Issue: December 2012 / February 2013
Pensions on strike
Marikana opened conundrums for striking workers’ death and disability benefits. Not to mention the potential savings withdrawals of dismissed employees that could have topped R1,5bn in one fund alone.
Amidst the provocative headlines that permeated reportage of the illegal strikes, as they ripped through the platinum and gold mining areas of the former Bophuthatswana, imagine a flurry to the effect that employers were refusing to pay the death and disability benefits of dismissed mineworkers.
It was a close call. In the horrible event of future Marikanas, pension funds should be prepared. All manner of negotiation is permitted by labour law. But pensions law is constrained. Funds are governed by their own rules, to be applied as they stand and not adjusted from one circumstance to another.
The labour principle is no work, no pay. The pensions principle is for the employer to pay monthly contributions into funds its members or face stiff penalties. When illegal strikes continue for weeks on end, and workers are dismissed but their jobs kept open, are employers to continue paying their monthly contributions?
And when death and disability benefits fall away with non-employment, what are the responsibilities of the employer and the fund to dismissed employees who’re killed or disabled during an illegal strike?
Take Amplats, afflicted by illegal strikes from mid-August to early November. For some 13 000 members of its various funds, death and disability benefits continued (through fund self-insurance) although contributions for them ceased at end-September. Self-insurance means that the fund carries the risk for death and disability benefits, but uncertain is whether cover includes deaths and disabilities caused in riots.
Were the dismissed workers not reinstated, the funds would have had to pay the administrators for 13 000 exits at roughly R250 to R450 per exit depending on the type of fund. The total withdrawal would have been about R1,5bn or some R115 400 per member.

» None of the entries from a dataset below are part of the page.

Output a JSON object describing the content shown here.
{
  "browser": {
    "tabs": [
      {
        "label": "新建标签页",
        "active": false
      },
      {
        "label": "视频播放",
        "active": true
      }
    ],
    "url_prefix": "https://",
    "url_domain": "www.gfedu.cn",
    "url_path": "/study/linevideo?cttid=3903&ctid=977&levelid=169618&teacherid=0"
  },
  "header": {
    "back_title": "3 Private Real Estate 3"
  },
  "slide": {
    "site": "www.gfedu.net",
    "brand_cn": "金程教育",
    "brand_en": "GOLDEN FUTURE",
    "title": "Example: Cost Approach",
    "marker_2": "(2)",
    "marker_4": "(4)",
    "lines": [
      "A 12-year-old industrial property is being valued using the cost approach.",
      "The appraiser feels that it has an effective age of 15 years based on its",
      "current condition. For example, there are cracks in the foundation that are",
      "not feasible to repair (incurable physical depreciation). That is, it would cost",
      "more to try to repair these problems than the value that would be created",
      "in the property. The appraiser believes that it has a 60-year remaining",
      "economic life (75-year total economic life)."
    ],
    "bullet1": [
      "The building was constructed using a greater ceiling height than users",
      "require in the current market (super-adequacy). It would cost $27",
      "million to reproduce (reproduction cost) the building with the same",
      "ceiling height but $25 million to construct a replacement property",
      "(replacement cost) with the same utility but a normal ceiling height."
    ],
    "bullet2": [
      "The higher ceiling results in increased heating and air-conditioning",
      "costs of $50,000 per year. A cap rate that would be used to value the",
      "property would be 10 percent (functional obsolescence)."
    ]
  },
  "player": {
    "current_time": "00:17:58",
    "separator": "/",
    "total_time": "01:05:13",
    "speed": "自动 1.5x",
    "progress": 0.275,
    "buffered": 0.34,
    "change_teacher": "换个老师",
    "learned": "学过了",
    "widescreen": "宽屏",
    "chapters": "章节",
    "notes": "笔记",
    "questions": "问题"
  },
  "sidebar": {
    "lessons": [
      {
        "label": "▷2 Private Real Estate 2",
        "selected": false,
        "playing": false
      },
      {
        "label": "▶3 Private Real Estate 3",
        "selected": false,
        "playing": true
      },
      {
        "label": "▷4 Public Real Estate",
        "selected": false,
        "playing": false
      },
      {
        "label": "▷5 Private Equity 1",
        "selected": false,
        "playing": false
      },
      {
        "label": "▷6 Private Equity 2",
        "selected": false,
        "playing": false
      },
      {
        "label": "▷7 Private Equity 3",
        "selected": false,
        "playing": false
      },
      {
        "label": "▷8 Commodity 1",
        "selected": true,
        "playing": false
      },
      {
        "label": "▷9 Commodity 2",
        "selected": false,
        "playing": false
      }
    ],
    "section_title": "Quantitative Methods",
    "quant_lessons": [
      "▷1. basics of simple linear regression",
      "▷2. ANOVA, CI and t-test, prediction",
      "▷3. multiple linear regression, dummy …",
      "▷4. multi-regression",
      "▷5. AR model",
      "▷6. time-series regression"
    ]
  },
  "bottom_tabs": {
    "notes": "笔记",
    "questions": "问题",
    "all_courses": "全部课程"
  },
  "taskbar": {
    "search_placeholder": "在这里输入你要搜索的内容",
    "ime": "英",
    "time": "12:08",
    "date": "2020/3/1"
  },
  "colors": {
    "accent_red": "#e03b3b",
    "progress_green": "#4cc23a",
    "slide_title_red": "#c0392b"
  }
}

Which raises another issue. It’s whether strikers lose their fund membership on dismissal and pocket the cash, to start their membership afresh on reinstatement, or whether they stay in the fund as if they were on authorised unpaid leave.
Rocks on the road
Having been accused of acting too slowly for trade unions on Trilinear, an open question is whether the Financial Services Board acted too quickly in putting the Rockland management company and investment fund into provisional curatorship (TT Sept-Nov ’12). It depends on whether the provisional order is made final.
Should there be an application for final curatorship, there’s a fair chance that at least some of Rocklands’ trade union-related clients will contest it. A preferable alternative might be for Rocklands founder Wentzel Oaker to be removed from all boards, and for the investors to appoint trustees or directors on whom they can rely for protection of their assets. This would avoid the costs of curatorship and prevent the possibility of value destruction by fire sales.
Main concerns in the FSB inspection report are that:
Investors in the Rocklands fund are the Engineering Industrial Pension Fund (R200m), Metal Industries Provident Fund (R100m), Mine Employees Pension Fund (R35m), Sentinel Mining Industry Retirement Fund (R65m), Telkom Retirement Fund (R60m), and the national provident fund of the Paper, Print, Wood & Allied Workers Union (R59m). Those canvassed by TT claim to have satisfied themselves with due diligences before making their investments
Oakley will have to look after himself, and answer pointed questions that come his way. The funds should be capable of looking after themselves, unless the FSB believes otherwise.
Also likely soon to come before the courts are appeals against the series of determinations handed down by Adjudicator Muvhango Lukhaimane. She’d ruled that four umbrella funds with combined value of around R800m, maladministered by Dynamique Consultants & Actuaries, would have to pay back to members the 2,5% of their fund values that had been deducted for rebuilds of the respective databases.
Complaints were upheld that, having paid their normal administration fees, the additional deduction was unlawful. For the four funds, the reimbursement to members would be around R20m.
This is a peculiar situation. Whatever the legal arguments, there’s a practical paradox in the members being reimbursed from their own funds. They shouldn’t hold their breath for quick recoveries from Dynamique kingpin Tony Kamionsky; or from Aon which had the misfortune to attempt a sort-out of the Dynamique mess, as it might be expected to resist litigation.
Win a few . . .
National Treasury has backed down from its proposed amendment to the Financial Services Board Act that there can be no recourse against the FSB and its officials whose actions, in bad faith or negligence, cause financial loss to people they’re supposed to protect from it. The proposal, in the draft Financial Services Laws General Amendment Bill, might well have failed a constitutional test (TTJune-Aug ’12).
Instead, the contentious clause has been changed to immunise the FSB and its officials for anything they do or omit to do in good faith. Call it half a victory.
What shouldn’t be contentious in the bill are the provisions for trustees to “attain such levels of skills and training as may be prescribed by the registrar” within six months of appointment, and to “retain the prescribed levels...throughout that board member’s appointment”.
But two points niggle. First is whether the FSB will take all prescribed training unto itself and, if so, how it’s to be funded. Second, since a formalised educational qualification appears to be envisaged, the trade unions might see it as a barrier to serve as trustees.